Runner-up 10. 4 May 1997 ITF Cardiff, Great Britain Clay   Květa Peschke 5–7, 4–6
Winner 11. 17 May 1998 ITF Porto, Portugal Clay   Alexia Dechaume-Balleret 6–2, 6–2
Winner 12. 4 October 1998 ITF Santa Clara, United States Hard   Amy Frazier 2–6, 6–4, 6–2
Runner-up 13. 3 October 1999 ITF Santa Clara, United States Hard   Cara Black 2–6, 1–6
Winner 14. 17 October 1999 ITF Largo, United States Hard   Marissa Irvin 7–6(2), 6–1
Runner-up 15. 9 September 2001 ITF Fano, Italy Clay   Zuzana Ondrášková 6–3, 1–6, 5–7
Runner-up 16. 16 September 2001 ITF Bordeaux, France Clay   Lubomira Bacheva 6–4, 1–6, 0–6
Winner 17. 11 June 2006 ITF Prostějov, Czech Republic Clay   Romina Oprandi w/o

Doubles: 2 (0–2)Edit

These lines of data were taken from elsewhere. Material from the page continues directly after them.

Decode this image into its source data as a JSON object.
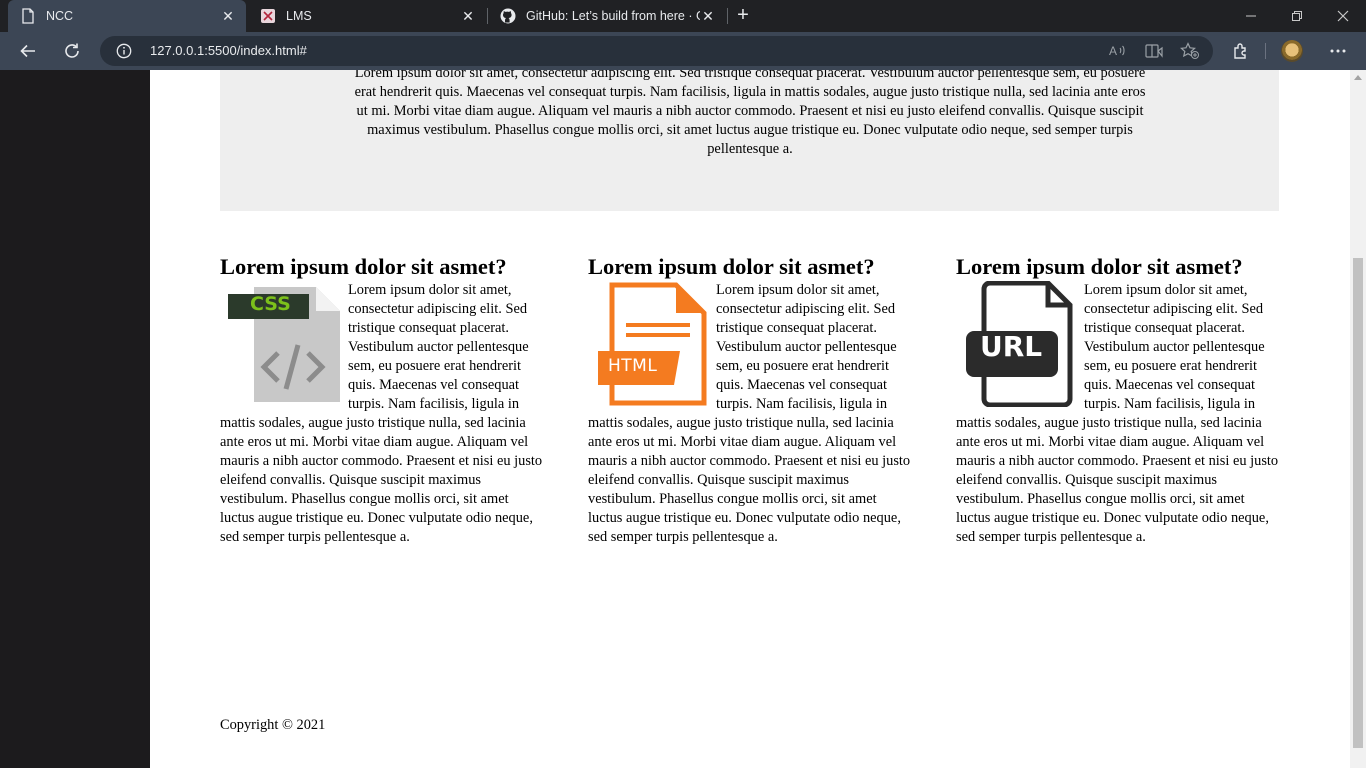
{
  "browser": {
    "tabs": [
      {
        "title": "NCC",
        "icon": "page-icon",
        "active": true
      },
      {
        "title": "LMS",
        "icon": "lms-icon",
        "active": false
      },
      {
        "title": "GitHub: Let’s build from here · Gi",
        "icon": "github-icon",
        "active": false
      }
    ],
    "new_tab": "+",
    "url": "127.0.0.1:5500/index.html#"
  },
  "page": {
    "hero_text": "Lorem ipsum dolor sit amet, consectetur adipiscing elit. Sed tristique consequat placerat. Vestibulum auctor pellentesque sem, eu posuere erat hendrerit quis. Maecenas vel consequat turpis. Nam facilisis, ligula in mattis sodales, augue justo tristique nulla, sed lacinia ante eros ut mi. Morbi vitae diam augue. Aliquam vel mauris a nibh auctor commodo. Praesent et nisi eu justo eleifend convallis. Quisque suscipit maximus vestibulum. Phasellus congue mollis orci, sit amet luctus augue tristique eu. Donec vulputate odio neque, sed semper turpis pellentesque a.",
    "columns": [
      {
        "heading": "Lorem ipsum dolor sit asmet?",
        "icon": "css-file-icon",
        "icon_label": "CSS",
        "icon_code": "</>",
        "text": "Lorem ipsum dolor sit amet, consectetur adipiscing elit. Sed tristique consequat placerat. Vestibulum auctor pellentesque sem, eu posuere erat hendrerit quis. Maecenas vel consequat turpis. Nam facilisis, ligula in mattis sodales, augue justo tristique nulla, sed lacinia ante eros ut mi. Morbi vitae diam augue. Aliquam vel mauris a nibh auctor commodo. Praesent et nisi eu justo eleifend convallis. Quisque suscipit maximus vestibulum. Phasellus congue mollis orci, sit amet luctus augue tristique eu. Donec vulputate odio neque, sed semper turpis pellentesque a."
      },
      {
        "heading": "Lorem ipsum dolor sit asmet?",
        "icon": "html-file-icon",
        "icon_label": "HTML",
        "text": "Lorem ipsum dolor sit amet, consectetur adipiscing elit. Sed tristique consequat placerat. Vestibulum auctor pellentesque sem, eu posuere erat hendrerit quis. Maecenas vel consequat turpis. Nam facilisis, ligula in mattis sodales, augue justo tristique nulla, sed lacinia ante eros ut mi. Morbi vitae diam augue. Aliquam vel mauris a nibh auctor commodo. Praesent et nisi eu justo eleifend convallis. Quisque suscipit maximus vestibulum. Phasellus congue mollis orci, sit amet luctus augue tristique eu. Donec vulputate odio neque, sed semper turpis pellentesque a."
      },
      {
        "heading": "Lorem ipsum dolor sit asmet?",
        "icon": "url-file-icon",
        "icon_label": "URL",
        "text": "Lorem ipsum dolor sit amet, consectetur adipiscing elit. Sed tristique consequat placerat. Vestibulum auctor pellentesque sem, eu posuere erat hendrerit quis. Maecenas vel consequat turpis. Nam facilisis, ligula in mattis sodales, augue justo tristique nulla, sed lacinia ante eros ut mi. Morbi vitae diam augue. Aliquam vel mauris a nibh auctor commodo. Praesent et nisi eu justo eleifend convallis. Quisque suscipit maximus vestibulum. Phasellus congue mollis orci, sit amet luctus augue tristique eu. Donec vulputate odio neque, sed semper turpis pellentesque a."
      }
    ],
    "copyright": "Copyright © 2021"
  },
  "colors": {
    "chrome_tabbar": "#202124",
    "chrome_toolbar": "#3c4655",
    "sidebar": "#1c1b1d",
    "hero_background": "#eeeeee",
    "css_accent": "#7cc11b",
    "html_accent": "#f47b20",
    "url_accent": "#2b2b2b"
  }
}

Outcome No. Date Tournament Surface Partner Opponents Score
Runner-up 1. 20 April 1997 ITF Bari, Italy Clay   Tzipora Obziler   Sandra Načuk
  Dragana Zarić
4–6, 2–6
Runner-up 2. 17 November 1997 ITF Jaffa, Israel Hard   Tzipora Obziler   Nataly Cahana
  Maaike Koutstaal
2–6, 1–6

Head-to-head recordsEdit

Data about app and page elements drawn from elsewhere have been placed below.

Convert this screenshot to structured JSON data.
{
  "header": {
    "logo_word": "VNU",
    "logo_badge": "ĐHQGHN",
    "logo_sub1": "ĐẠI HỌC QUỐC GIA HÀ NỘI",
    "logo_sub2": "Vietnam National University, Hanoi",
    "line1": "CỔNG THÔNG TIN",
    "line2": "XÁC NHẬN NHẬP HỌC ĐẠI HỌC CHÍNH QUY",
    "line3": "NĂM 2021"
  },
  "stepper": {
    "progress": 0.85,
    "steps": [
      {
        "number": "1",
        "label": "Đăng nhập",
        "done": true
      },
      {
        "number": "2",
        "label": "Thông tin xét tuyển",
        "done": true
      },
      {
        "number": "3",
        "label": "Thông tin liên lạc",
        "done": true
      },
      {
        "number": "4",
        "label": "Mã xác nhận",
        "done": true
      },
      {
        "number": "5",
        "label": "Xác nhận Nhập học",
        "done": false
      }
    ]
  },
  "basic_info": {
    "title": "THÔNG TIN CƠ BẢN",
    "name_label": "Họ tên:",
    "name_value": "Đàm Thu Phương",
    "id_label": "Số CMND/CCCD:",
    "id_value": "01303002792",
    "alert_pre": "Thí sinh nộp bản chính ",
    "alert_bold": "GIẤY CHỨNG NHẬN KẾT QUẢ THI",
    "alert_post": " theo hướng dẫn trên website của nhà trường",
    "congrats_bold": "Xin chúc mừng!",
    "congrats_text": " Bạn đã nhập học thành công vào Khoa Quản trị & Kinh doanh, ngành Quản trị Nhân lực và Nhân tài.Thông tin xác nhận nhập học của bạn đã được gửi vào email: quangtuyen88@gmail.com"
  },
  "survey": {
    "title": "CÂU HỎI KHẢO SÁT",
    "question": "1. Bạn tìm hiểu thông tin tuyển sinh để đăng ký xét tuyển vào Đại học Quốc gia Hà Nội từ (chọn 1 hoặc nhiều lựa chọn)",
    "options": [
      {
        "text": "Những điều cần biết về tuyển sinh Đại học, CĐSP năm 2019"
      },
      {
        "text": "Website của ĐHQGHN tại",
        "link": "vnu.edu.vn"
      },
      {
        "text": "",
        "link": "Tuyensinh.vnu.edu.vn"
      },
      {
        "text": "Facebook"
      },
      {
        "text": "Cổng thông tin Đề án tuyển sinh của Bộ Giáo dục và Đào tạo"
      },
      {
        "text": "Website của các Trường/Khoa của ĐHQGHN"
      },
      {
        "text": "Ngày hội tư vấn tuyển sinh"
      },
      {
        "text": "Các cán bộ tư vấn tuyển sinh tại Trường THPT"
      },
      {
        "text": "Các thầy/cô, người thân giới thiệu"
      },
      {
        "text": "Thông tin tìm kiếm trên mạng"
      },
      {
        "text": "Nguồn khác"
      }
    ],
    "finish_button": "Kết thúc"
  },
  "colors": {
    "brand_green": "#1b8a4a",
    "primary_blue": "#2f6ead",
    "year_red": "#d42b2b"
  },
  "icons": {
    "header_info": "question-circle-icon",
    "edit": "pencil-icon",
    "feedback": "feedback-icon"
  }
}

Smashnova's win/loss records against certain players who have been ranked world No. 10 or higher is as follows:

Players who have been ranked world No. 1 are in boldface.

See alsoEdit

ReferencesEdit

  1. ^ a b c d e f g h i j k l "Anna Smashnova | Player Stats & More – WTA Official". Women's Tennis Association.
  2. ^ Wechsler, Bob (2008). Day by Day in Jewish Sports History. KTAV Publishing House, Inc. ISBN 9781602800137 – via Google Books.
  3. ^ Singer, David; Grossman, Lawrence (2003). American Jewish Year Book 2003. VNR AG. ISBN 9780874951264 – via Google Books.
  4. ^ a b c d e f g h i "Anna Smashnova" | WTA Tennis
  5. ^ a b c "Smashnova ends distinguished career with 6-0, 6-0 loss to Germany's Muller". Haaretz.com.
  6. ^ a b "Sporting Heroes for 60 years: No. 17 Anna Smashnova," The Jerusalem Post.
  7. ^ "ITC Champions". Archived from the original on October 10, 2007.
  8. ^ a b c d e f "Smashnova, Anna (aka Anna Pistolesi)". Jews In Sports. Archived from the original on 28 July 2011. Retrieved 1 May 2016.
  9. ^ "Smashnova to retire," Ynetnews.
  10. ^ Fed Cup – Player Profile

External linksEdit